Let’s Get This Straight

EDIT: This blog has MOVED. You’re on the old, dead blog. Everything (including this post) has been migrated onboard my website. Here’s the direct link:

Update your bookmarks! See you there!

We now continue with our original programming….


I’ve recorded an updated version of this video. Read the new post HERE. The video below is still relevant if you’re relying on the Photoshop transform tools to correct lens distortion, but the new video addresses the transform tools now available in Lightroom 3.x, and the concurrent versions of Adobe Camera RAW, allowing us to perform corrections on RAW images.


It’s usually the very first bit of feedback you get when you’re starting out in Interiors photography: get your verts straight! I heard it first from Mark Costantini, grizzled veteran PJ at the San Francisco Chronicle, when I was a stringer shooting hotels for the Travel section.

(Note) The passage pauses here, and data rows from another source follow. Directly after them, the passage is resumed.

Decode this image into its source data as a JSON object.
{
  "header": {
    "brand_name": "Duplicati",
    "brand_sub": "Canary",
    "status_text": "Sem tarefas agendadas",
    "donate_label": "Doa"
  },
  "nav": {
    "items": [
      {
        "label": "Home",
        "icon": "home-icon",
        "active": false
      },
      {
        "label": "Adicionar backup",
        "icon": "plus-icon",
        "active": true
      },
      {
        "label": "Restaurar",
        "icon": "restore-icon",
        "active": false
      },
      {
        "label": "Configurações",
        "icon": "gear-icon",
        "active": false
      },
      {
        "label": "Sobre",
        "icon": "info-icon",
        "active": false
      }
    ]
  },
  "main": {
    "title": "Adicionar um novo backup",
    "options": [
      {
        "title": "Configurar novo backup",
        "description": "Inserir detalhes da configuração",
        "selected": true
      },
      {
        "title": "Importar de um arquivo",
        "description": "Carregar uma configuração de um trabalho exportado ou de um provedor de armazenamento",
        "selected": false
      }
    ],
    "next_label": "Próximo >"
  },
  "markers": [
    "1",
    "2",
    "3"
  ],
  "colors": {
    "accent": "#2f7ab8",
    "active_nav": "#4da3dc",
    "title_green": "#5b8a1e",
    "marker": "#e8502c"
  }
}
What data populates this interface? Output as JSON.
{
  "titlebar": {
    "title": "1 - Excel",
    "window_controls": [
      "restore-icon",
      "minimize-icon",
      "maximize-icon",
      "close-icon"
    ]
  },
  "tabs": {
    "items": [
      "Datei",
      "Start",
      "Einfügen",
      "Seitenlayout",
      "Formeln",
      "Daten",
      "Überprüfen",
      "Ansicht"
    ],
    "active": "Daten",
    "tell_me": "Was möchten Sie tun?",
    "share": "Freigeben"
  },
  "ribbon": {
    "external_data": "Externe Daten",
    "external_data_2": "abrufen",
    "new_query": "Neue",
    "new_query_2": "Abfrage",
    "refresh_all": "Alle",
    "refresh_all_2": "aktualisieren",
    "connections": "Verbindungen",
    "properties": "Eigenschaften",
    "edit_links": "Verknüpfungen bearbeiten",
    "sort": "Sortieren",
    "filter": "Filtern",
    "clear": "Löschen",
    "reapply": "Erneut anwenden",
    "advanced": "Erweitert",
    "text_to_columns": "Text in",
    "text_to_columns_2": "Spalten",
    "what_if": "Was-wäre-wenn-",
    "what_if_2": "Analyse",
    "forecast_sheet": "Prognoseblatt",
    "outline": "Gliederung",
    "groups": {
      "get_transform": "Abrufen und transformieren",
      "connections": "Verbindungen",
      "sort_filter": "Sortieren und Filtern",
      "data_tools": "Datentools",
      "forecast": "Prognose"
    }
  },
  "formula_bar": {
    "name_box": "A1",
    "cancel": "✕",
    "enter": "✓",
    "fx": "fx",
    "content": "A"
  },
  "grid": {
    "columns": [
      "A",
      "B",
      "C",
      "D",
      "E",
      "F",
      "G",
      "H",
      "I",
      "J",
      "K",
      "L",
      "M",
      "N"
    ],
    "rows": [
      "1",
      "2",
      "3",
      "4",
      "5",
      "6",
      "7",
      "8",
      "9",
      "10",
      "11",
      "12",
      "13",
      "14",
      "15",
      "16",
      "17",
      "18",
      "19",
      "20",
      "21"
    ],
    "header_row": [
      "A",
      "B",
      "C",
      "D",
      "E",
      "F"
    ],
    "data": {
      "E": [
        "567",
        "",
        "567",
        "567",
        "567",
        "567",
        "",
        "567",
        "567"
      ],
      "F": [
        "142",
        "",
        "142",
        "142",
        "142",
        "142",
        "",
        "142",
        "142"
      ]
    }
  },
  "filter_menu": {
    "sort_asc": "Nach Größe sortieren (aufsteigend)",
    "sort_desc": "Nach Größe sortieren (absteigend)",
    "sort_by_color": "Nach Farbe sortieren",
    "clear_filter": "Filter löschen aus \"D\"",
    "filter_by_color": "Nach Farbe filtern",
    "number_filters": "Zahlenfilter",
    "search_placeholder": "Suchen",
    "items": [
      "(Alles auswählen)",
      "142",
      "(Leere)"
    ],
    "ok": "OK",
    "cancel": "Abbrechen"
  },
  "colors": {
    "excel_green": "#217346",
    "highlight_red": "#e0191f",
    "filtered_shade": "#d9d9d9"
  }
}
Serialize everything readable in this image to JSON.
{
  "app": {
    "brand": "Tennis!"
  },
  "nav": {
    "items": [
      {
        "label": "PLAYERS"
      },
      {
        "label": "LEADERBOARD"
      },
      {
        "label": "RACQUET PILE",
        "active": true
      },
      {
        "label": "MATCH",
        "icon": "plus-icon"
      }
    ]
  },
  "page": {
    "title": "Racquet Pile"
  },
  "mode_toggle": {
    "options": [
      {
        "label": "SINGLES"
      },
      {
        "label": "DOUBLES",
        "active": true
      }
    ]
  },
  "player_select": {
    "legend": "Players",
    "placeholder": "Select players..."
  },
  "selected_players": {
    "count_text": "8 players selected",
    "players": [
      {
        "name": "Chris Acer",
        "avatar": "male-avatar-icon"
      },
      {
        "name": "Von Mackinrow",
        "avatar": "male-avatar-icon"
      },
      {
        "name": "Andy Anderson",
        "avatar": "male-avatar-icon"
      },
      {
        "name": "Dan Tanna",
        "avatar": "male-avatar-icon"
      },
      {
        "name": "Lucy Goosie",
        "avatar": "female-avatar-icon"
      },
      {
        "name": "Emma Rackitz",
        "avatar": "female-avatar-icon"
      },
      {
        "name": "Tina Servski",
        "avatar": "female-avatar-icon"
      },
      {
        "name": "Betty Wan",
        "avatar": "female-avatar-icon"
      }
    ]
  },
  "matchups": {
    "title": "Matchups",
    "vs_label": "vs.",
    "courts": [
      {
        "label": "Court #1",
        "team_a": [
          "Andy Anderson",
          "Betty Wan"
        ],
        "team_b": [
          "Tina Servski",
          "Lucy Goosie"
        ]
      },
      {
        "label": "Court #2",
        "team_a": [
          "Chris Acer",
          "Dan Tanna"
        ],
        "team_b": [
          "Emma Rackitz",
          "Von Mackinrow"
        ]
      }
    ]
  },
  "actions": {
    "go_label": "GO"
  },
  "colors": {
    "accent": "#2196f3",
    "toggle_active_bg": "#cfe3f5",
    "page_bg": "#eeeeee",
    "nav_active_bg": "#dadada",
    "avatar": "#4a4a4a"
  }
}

Mark would review the 100 or so images I had uploaded for an assignment, pick out 2 or 3 to run, and admonish me on nearly every aspect of the shoot, starting with the verticals.

I’ve had the opportunity to coach more than a few shooters through the early stages of their interiors work, and correcting the verticals is always one of the first items to come up. I’ve seen a few tutorials on the web about this, but here’s my version, along with a little intro. I uploaded the video nice and big, so (after my face is safely off the screen) click the “full screen” button in the bottom left if you want to see what’s happening a little better.

Got your own technique? Share it in the comments!

iPhone Photo of the Day


Scott Hargis Photo